Parents generally still want tradition…. which is in conflict with what the essence of what reportage / documentary photography is.
Reportage captures moments as they unfold, group shots disrupts the storytelling, they detract from capturing the essence of the day and they are also time-consuming.
I don’t think couples are aware of how long group shots actually take to formulate.
Group photography takes time.
On average it takes 3-5 minutes per group picture and that should include gathering and shooting people. So for 10 group shots that’s already up to 50 minutes.
Your photographer will be pressured with time to ensure your portrait and detail shots are also captured during this time and that it does not cause a knock on effect with your venue and the timings of the day.
Photographing groups is not just a point and shoot exercise. Group photography is an art form and it takes time and should not be rushed. We need to consider; is everyone lit correctly, are they in focus, is the frame right, is someone blinking, are they in a comfortable position that balances the group?
If you really want to implement traditional group shots then you need to dedicate adequate time for them and here are some helpful tips to think about.
1. Be strict and have no more than 10 group shot lists.
2. Avoid giving your photographer a never-ending list of shots and people to fetch.
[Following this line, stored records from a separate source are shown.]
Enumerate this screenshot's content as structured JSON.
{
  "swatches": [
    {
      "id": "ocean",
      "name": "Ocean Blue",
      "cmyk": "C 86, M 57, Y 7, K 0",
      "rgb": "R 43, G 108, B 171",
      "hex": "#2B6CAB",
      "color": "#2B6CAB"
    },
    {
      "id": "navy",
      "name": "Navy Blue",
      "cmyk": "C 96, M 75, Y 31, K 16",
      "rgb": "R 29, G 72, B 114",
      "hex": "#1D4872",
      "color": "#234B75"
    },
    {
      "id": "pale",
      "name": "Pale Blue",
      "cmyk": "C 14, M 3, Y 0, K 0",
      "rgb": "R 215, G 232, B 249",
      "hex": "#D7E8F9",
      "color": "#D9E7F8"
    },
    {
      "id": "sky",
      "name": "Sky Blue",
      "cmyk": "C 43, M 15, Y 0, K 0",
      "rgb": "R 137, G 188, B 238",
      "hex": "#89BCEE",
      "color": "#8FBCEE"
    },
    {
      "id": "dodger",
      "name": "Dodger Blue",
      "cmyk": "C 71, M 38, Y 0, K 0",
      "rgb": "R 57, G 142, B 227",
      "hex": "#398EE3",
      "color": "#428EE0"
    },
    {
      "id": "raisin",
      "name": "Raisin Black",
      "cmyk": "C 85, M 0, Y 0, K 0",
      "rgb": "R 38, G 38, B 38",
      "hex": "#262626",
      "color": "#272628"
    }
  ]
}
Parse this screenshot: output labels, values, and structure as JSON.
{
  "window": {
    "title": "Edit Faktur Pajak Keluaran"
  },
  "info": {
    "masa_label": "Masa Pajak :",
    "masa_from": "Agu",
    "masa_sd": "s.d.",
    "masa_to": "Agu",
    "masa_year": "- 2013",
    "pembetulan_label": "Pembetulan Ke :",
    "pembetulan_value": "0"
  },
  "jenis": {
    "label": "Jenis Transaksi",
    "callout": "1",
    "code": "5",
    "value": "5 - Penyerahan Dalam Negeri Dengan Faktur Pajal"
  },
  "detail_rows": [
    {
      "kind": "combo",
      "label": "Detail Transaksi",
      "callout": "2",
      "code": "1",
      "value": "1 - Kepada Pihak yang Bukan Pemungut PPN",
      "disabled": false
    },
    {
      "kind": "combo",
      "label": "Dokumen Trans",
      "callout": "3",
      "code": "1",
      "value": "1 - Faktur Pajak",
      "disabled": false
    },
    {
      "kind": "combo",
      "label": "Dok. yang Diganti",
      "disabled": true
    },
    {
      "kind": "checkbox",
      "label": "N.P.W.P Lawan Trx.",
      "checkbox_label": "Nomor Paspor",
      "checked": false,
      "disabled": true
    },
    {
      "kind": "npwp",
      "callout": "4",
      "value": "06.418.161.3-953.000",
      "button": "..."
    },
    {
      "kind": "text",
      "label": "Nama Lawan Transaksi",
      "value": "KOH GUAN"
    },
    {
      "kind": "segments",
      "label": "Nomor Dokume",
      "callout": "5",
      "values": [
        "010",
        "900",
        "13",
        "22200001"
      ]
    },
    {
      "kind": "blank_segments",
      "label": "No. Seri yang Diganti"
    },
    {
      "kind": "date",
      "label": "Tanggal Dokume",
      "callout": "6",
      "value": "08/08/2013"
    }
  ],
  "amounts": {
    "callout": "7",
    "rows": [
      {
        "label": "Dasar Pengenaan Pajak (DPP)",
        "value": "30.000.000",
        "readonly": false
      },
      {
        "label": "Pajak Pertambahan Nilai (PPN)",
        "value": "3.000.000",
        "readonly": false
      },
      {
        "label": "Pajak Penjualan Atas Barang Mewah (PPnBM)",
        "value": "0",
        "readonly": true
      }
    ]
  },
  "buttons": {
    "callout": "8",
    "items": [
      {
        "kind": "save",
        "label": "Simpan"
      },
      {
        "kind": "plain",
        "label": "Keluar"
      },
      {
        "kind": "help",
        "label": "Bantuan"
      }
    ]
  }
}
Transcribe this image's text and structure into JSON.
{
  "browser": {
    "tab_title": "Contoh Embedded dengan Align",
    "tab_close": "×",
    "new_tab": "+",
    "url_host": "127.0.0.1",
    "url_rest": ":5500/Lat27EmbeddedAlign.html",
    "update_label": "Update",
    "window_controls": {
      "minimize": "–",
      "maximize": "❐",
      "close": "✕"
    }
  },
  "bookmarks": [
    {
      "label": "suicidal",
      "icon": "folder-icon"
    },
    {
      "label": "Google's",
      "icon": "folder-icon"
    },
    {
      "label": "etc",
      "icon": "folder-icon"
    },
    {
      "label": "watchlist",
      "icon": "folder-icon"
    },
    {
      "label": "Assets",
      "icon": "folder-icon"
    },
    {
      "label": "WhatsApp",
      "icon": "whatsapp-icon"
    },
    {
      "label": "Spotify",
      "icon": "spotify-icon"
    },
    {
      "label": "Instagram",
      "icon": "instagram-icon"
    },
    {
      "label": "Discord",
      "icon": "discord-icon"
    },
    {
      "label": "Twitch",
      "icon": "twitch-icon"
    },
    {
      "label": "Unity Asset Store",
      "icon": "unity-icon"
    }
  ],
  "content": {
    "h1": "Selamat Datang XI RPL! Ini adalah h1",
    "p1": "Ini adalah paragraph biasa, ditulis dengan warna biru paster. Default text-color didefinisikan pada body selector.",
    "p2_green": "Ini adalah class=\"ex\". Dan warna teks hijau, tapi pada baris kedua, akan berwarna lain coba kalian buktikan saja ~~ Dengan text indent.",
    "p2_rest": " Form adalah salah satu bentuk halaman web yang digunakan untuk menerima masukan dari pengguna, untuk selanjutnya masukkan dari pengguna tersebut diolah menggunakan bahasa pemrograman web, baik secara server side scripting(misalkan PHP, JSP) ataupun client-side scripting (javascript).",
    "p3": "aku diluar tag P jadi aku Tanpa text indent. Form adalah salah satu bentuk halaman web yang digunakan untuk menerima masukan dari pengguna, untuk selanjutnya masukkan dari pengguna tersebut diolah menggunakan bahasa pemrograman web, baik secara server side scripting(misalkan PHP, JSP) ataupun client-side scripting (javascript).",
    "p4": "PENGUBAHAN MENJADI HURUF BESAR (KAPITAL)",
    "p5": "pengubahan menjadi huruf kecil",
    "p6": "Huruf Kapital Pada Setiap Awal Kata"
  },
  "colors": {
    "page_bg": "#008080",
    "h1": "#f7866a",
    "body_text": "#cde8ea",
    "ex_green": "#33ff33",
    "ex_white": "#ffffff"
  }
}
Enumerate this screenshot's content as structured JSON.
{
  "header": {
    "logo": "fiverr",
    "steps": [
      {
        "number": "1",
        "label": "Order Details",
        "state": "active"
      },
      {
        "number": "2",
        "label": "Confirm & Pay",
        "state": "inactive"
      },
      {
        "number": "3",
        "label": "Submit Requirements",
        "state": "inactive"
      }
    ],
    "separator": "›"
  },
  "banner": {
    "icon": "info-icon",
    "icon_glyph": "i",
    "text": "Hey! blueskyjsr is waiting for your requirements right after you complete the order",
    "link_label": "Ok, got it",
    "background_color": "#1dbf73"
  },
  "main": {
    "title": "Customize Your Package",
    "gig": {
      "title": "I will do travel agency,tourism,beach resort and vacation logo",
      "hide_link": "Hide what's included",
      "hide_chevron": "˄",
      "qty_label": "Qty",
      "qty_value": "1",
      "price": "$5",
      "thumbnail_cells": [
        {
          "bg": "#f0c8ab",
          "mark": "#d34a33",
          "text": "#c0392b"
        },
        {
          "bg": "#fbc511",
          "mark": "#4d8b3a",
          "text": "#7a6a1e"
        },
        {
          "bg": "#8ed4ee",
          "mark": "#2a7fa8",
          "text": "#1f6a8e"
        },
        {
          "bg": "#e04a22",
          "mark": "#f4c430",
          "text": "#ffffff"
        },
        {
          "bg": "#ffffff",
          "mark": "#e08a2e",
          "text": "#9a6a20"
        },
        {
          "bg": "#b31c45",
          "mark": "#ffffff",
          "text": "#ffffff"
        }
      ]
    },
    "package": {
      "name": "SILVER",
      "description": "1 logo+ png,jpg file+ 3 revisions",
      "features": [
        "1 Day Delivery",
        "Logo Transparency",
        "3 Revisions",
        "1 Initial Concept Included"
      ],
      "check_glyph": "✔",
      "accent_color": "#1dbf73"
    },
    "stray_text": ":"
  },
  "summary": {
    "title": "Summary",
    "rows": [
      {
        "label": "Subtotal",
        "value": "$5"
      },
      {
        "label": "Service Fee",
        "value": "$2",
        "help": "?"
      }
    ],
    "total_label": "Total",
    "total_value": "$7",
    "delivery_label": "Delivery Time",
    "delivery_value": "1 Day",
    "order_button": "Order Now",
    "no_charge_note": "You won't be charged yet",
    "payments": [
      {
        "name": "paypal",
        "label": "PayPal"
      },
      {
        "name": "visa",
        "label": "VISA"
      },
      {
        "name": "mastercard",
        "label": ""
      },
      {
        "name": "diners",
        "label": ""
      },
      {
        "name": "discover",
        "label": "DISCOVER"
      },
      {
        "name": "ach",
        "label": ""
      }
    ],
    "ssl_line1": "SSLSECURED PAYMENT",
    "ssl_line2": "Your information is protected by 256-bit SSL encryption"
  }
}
While their head is in your list, they are going to miss capturing real moments as they unfold.
3. Make use of your wedding party and ask your ushers, bridal parties or reliable family members who know who everyone is to fetch those required for group shops in good time. Ideally they should get to people into position, so your photographer is not wasting time searching for everyone, it is not their responsibility to do so. And Ps. I’m definitely NOT shouting at strangers! (Nu Bride: lol!)
4. People on the list also need to be aware they are on the list in advance and readily available, or close so they do not wonder off.
5. Be flexible with your photographer
How do you make sure everyone is captured if you don’t have formal group shots?
1. You have to trust that your photographer will do their job and that they will capture everyone in some capacity. It may not be in one big group shot but they will be captured.
2. Informal groups shots are great way of capturing your guests without disrupting the flow of your day.
3. Informal group shots naturally lend themselves to reportage style photography. There is less pressure on your guests and photographer, they take less time to execute and if you capture them in the evening when everyone has warmed up a little they are likely to be more / more fun. These could be captured as part of a group of friends having a good time on the dance floor, they could be captured around the tables before or after people have eaten are enjoying the day. Or simply with groups interacting during the drinks reception. They don’t have to be set up.
Truly think about the reason WHY you want to incorporate group shots. Is it out of obligation, something you ‘think’ you should do, or do you really want them?
Coordinating group shots can be the most stressful time for both couples and photographers. Couples can often become anxious because things are taking too long. Becoming irritated with time it takes and guests can also start getting restless during this point.
Your venue will also be conscious of time, to ensure food is served on time, so there is pressure on everyone. Pressure on time can impact on quality. Group shots can of course eat into the time you have for couple shots. It can also impact on overall experience becoming about the photographs, rather than the moment, the experience.
Deciding Wether to Have Group Shots or Not
1. Be realistic about what can be achieved with the timings you have and this will influence your decision.
2. Really ask yourself why you are dong it? Is it out of obligation / tradition, something you really want? Are you going to use / appreciate the images in the future?
3. If you are booking a reportage photographer, then you are making an active choice to have your wedding captured in a certain way and traditional group shots are in conflict with this.
Now there’s some helpful food for thought! Thank you John Nassari for your words of wisdom!
Photography: John Nassari